[ENTRIES PROVIDED Boundary: Start]

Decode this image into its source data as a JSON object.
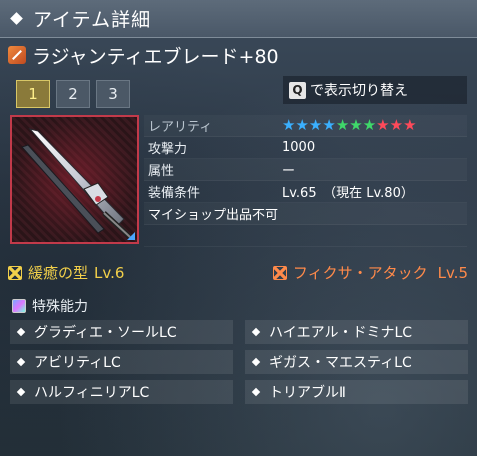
{
  "header": {
    "title": "アイテム詳細"
  },
  "item": {
    "name": "ラジャンティエブレード+80",
    "icon": "sword-icon"
  },
  "tabs": [
    {
      "label": "1",
      "active": true
    },
    {
      "label": "2",
      "active": false
    },
    {
      "label": "3",
      "active": false
    }
  ],
  "switch_button": {
    "key": "Q",
    "label": "で表示切り替え"
  },
  "stats": {
    "rarity_label": "レアリティ",
    "rarity_stars": [
      "#3ab0ff",
      "#3ab0ff",
      "#3ab0ff",
      "#3ab0ff",
      "#3fd86a",
      "#3fd86a",
      "#3fd86a",
      "#ff4a5a",
      "#ff4a5a",
      "#ff4a5a"
    ],
    "attack_label": "攻撃力",
    "attack_value": "1000",
    "element_label": "属性",
    "element_value": "ー",
    "equip_label": "装備条件",
    "equip_value": "Lv.65　（現在 Lv.80）",
    "note": "マイショップ出品不可"
  },
  "abilities": {
    "left_name": "緩癒の型",
    "left_level": "Lv.6",
    "right_name": "フィクサ・アタック",
    "right_level": "Lv.5"
  },
  "special": {
    "heading": "特殊能力",
    "items": [
      "グラディエ・ソールLC",
      "ハイエアル・ドミナLC",
      "アビリティLC",
      "ギガス・マエスティLC",
      "ハルフィニリアLC",
      "トリアブルⅡ"
    ]
  }
}
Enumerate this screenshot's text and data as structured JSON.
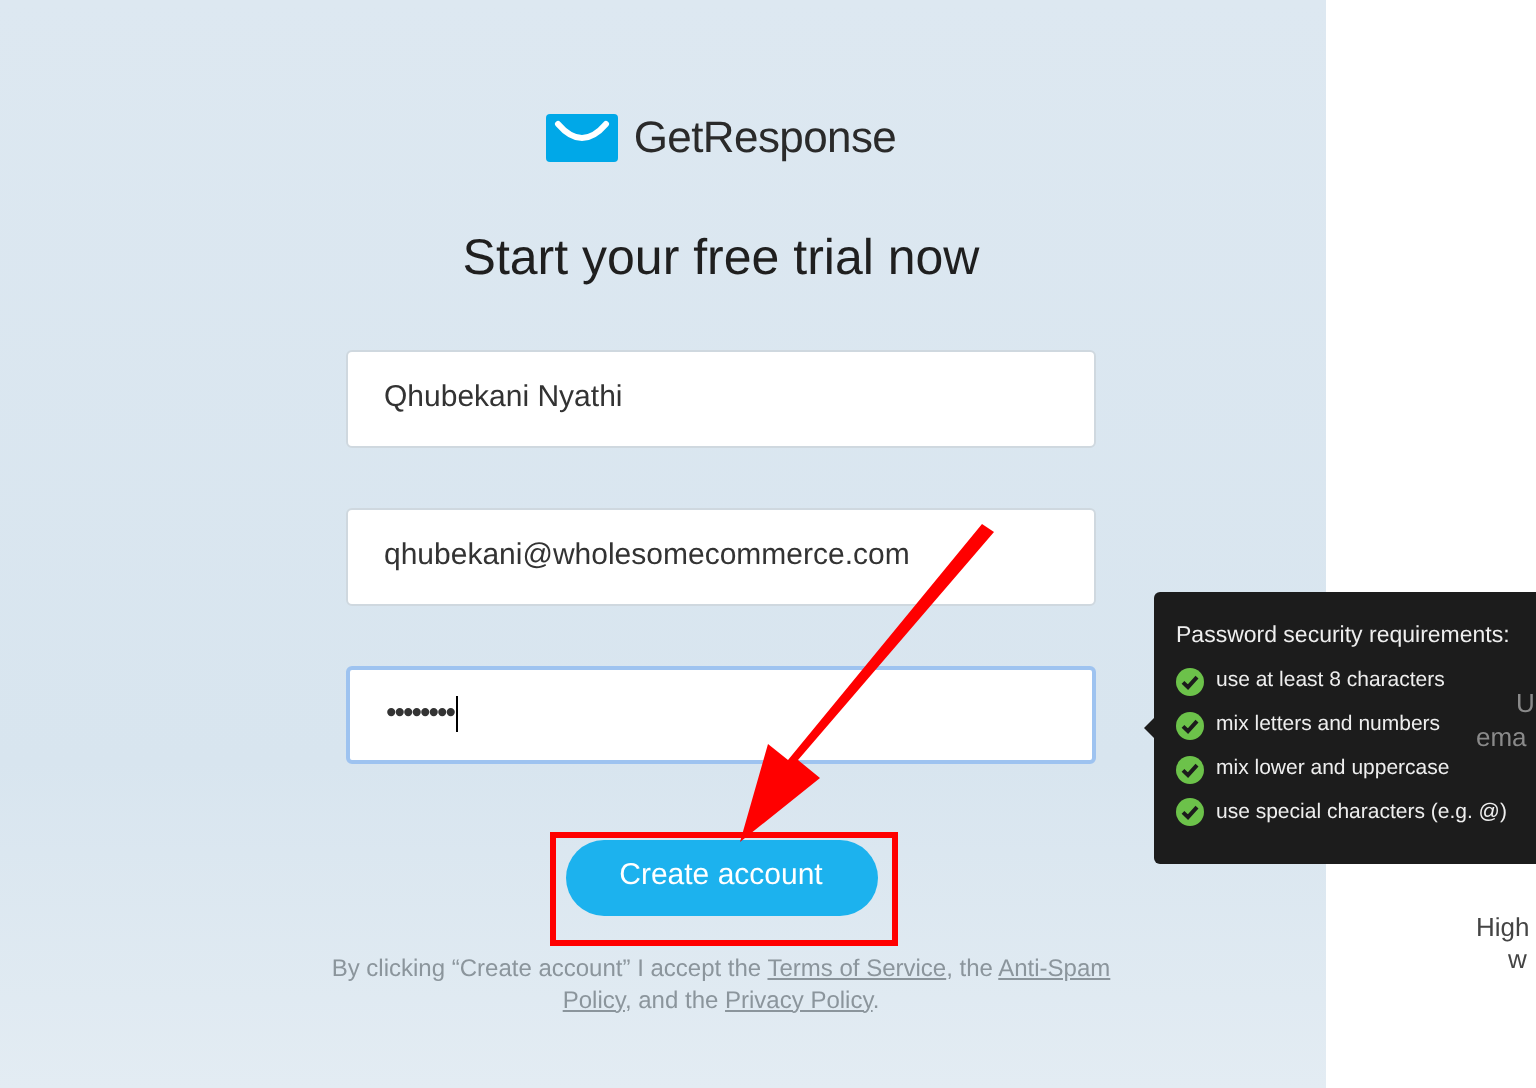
{
  "logo": {
    "name": "GetResponse"
  },
  "title": "Start your free trial now",
  "fields": [
    {
      "kind": "text",
      "value": "Qhubekani Nyathi",
      "focused": false
    },
    {
      "kind": "text",
      "value": "qhubekani@wholesomecommerce.com",
      "focused": false
    },
    {
      "kind": "password",
      "value": "••••••••",
      "focused": true
    }
  ],
  "submit": {
    "label": "Create account"
  },
  "legal": [
    {
      "kind": "text",
      "text": "By clicking “Create account” I accept the "
    },
    {
      "kind": "link",
      "text": "Terms of Service"
    },
    {
      "kind": "text",
      "text": ", the "
    },
    {
      "kind": "link",
      "text": "Anti-Spam Policy"
    },
    {
      "kind": "text",
      "text": ", and the "
    },
    {
      "kind": "link",
      "text": "Privacy Policy"
    },
    {
      "kind": "text",
      "text": "."
    }
  ],
  "tooltip": {
    "title": "Password security requirements:",
    "requirements": [
      {
        "text": "use at least 8 characters",
        "met": true
      },
      {
        "text": "mix letters and numbers",
        "met": true
      },
      {
        "text": "mix lower and uppercase",
        "met": true
      },
      {
        "text": "use special characters (e.g. @)",
        "met": true
      }
    ]
  },
  "right_panel": {
    "fragments": [
      "U",
      "ema",
      "High",
      "w"
    ]
  }
}
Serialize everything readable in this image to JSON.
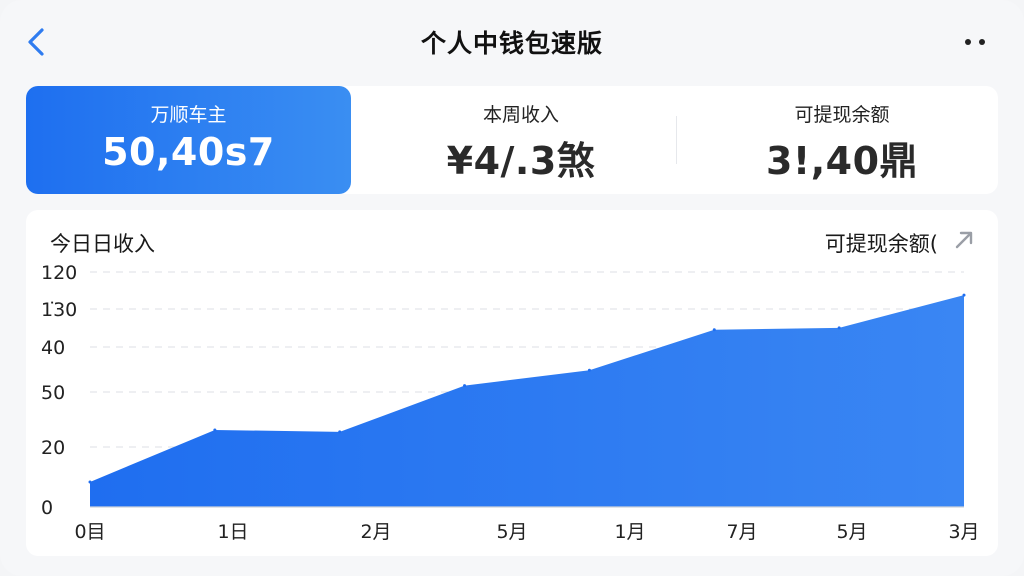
{
  "header": {
    "title": "个人中钱包速版",
    "back_icon": "chevron-left-icon",
    "more_icon": "more-dots-icon"
  },
  "stats": [
    {
      "label": "万顺车主",
      "value": "50,40s7"
    },
    {
      "label": "本周收入",
      "value": "¥4/.3煞"
    },
    {
      "label": "可提现余额",
      "value": "3!,40鼎"
    }
  ],
  "chart_header": {
    "title": "今日日收入",
    "action": "可提现余额(",
    "action_icon": "expand-arrow-icon"
  },
  "colors": {
    "accent": "#1e6ff0",
    "area_fill": "#2f7cf0"
  },
  "chart_data": {
    "type": "area",
    "y_tick_labels": [
      "120",
      "1͘30",
      "40",
      "50",
      "20",
      "0"
    ],
    "categories": [
      "0目",
      "1日",
      "2月",
      "5月",
      "1月",
      "7月",
      "5月",
      "3月"
    ],
    "values": [
      13,
      40,
      39,
      63,
      71,
      92,
      93,
      110
    ],
    "ylim": [
      0,
      122
    ],
    "grid": true
  }
}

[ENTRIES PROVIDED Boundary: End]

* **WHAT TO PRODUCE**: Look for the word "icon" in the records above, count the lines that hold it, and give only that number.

* **WRITTEN SOLUTION**: 4